Archived News Item

Simple, Daily Gestures


How hard would it be to live within Earth’s limits around the house?


Last year, our Mercy Institute released an inspirational and practical booklet for sustainable living at home: ‘Simple Daily Gestures’. It features ideas and stories of real actions underway in the homes of the Sisters. The title of this booklet came from the 8th Work of Mercy, Show Mercy to our Common Home, declared by Pope Francis in 2016. In its ‘corporal’ (practical, action-oriented) form, he said, Mercy to our common home ‘requires simple daily gestures which break with the logic of violence, exploitation and selfishness and makes itself felt in every action that seeks to build a better world.’


Simple, daily gestures can indeed build a better world and they can be very easy to build into any lifestyle and any home. Here are some highlights from the Sisters’ stories found in the ‘Simple Daily Gestures‘ booklet:


  1. Waste

‘We try to reduce by buying only what we need and purchasing products with as little packaging as possible. We try to reuse any plastic bags, plastic containers, paper bags, cardboard boxes, glass jars or printed paper. We try to rarely use our garbage bin and recycle all plastic, paper, metal and glass. We put organic waste into our worm farm or council green waste program.’  Elizabeth Young RSM and  Michelle Goh RSM.


To help understand what Sr Elizabeth and Sr Michelle are doing, watch the ABC series “War on Waste”. It shows how our waste affects the world and how better to reduce our own waste and dispose of it properly.


To help you reduce your waste you can:

  • Make compost – using your organic waste to make a nutrient rich medium in which to grow your own food.
  • Reuse – milk cartons for growing seedlings, cardboard boxes for mulch in your garden, glass jars to store excess produce from your garden.
  • Keep chickens – most of your organic or green waste can be fed to your chickens, and is then turned into eggs for your consumption and the manure adds nutrients to your garden.
  • Recycle – add suitable materials to your recycling bin, which will eventually be turned into another item.
  • General waste – make sure that you are putting your waste where it should be. Be careful with e-waste and batteries.


  1. Procurement


‘I research where products are being manufactured to help me decide what I buy.’ Anne Ryan RSM


Knowledge is the key for our purchasing habits. Our choices around procurement make a positive impact on our sustainable lifestyle aims. It would be wonderful not to need to purchase anything, but our reality is somewhat more complicated. To help make better ethical decisions around what we buy, here is a list of questions that could guide us.


Questions to ask about food purchases might include:

  • Do I need this food?
  • How is this food grown – has it been grown in a way that regenerates Earth, or takes away from Earth?
  • Where is this food grown? And how far has this food travelled?
  • How processed is this food and where was this food processed?
  • How much packaging does this food have?

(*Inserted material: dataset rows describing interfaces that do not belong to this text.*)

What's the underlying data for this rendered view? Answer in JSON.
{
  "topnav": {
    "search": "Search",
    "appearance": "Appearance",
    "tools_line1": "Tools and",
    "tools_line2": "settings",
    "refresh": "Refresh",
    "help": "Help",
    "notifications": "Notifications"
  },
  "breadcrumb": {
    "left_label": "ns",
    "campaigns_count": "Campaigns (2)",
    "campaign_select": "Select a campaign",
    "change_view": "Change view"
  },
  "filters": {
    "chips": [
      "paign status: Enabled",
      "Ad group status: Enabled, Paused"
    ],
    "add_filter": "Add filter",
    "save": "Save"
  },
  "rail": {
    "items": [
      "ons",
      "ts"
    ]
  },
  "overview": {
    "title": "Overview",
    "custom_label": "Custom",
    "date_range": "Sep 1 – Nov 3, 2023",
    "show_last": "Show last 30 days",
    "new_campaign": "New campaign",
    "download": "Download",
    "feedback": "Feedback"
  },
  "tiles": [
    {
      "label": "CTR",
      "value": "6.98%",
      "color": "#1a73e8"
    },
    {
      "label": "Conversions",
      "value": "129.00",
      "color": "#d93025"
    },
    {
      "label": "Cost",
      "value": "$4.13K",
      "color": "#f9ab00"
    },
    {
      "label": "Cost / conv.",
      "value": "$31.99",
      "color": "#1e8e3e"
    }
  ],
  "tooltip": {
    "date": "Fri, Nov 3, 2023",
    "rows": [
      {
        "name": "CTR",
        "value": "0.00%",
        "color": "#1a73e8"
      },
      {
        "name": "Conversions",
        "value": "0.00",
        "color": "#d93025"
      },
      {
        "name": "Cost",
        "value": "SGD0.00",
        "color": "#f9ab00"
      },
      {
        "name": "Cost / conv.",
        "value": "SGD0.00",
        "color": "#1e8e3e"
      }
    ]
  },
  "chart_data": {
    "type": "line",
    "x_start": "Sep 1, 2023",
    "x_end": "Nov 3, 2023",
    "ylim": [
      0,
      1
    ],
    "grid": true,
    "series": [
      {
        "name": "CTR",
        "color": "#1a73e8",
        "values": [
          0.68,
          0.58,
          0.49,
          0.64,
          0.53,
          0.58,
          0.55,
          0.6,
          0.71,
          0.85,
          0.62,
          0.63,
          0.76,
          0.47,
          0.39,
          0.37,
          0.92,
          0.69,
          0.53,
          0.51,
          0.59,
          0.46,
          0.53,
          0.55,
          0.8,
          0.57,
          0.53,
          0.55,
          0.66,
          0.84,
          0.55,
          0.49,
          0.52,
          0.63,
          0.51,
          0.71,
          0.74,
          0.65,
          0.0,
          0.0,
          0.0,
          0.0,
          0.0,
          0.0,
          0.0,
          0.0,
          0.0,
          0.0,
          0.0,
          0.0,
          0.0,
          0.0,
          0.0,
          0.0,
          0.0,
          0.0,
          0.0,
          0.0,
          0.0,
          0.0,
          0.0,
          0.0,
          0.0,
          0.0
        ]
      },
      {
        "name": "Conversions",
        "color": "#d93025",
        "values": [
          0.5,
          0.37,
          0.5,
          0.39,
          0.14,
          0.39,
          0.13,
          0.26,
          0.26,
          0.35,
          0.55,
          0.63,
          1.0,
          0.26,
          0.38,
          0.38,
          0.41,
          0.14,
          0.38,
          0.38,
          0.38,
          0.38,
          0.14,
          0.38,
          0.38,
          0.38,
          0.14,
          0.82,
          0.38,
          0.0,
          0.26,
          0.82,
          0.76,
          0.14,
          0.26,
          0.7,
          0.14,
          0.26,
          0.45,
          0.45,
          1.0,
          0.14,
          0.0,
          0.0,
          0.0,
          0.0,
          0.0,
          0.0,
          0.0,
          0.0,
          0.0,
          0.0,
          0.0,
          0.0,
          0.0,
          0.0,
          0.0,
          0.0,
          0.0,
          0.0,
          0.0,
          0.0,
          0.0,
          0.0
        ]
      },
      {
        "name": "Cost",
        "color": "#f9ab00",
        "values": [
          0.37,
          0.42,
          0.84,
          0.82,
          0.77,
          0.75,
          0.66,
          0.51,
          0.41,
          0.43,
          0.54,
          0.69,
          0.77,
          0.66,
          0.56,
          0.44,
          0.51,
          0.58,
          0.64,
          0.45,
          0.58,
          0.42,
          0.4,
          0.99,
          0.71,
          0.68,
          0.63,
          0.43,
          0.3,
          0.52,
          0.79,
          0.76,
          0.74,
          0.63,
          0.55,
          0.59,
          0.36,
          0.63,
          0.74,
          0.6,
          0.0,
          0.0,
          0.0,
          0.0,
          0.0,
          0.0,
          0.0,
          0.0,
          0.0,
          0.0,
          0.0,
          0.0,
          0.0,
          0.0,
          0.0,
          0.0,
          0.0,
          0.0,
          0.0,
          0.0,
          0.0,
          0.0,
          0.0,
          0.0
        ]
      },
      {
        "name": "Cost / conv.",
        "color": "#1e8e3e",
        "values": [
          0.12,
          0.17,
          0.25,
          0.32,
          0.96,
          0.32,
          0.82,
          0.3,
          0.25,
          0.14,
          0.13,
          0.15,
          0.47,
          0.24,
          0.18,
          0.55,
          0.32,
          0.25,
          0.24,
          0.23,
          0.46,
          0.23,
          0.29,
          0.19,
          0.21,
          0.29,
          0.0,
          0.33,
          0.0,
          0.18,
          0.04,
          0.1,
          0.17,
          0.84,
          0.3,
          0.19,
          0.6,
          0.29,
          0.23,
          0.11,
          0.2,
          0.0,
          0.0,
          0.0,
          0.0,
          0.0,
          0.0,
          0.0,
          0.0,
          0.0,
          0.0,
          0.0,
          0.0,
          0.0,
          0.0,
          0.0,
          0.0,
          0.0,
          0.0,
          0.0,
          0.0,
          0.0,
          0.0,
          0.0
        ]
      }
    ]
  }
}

Questions to ask about purchases around clothing might be?

  • Do I need this item of clothing?
  • Can I buy second hand?
  • Is this clothing made from natural fibres?
  • How long will this item last?
  • Were these natural fibres grown in a way that regenerates Earth, or takes away from Earth?
  • Where were these natural fibres grown? And how far have they travelled?
  • What and where have the fibres been processed – did this process have a positive impact socially and environmentally?
  • How is this product packaged?


  1. Transport

‘I am lucky to live close to public transport; so I use it or I car pool and I share a car with the other members of my community.’  Deirdre Gardiner RSM


Reducing our reliance on individualised transport is another way to improve our impact on Earth. Walking is always the best option, as is riding a bike to reduce our need for single use fossil fuels. If this is not an option for any reason, try using public transport or carpooling to help reduce the need for fuel.


Want to learn more? Have a look at what these people and places are doing to live more sustainably:

Ceres Melbourne:

Michael Mobbs:

Simple Daily Gestures:

War on Waste :


Messages to: Rahamim Ecology Centre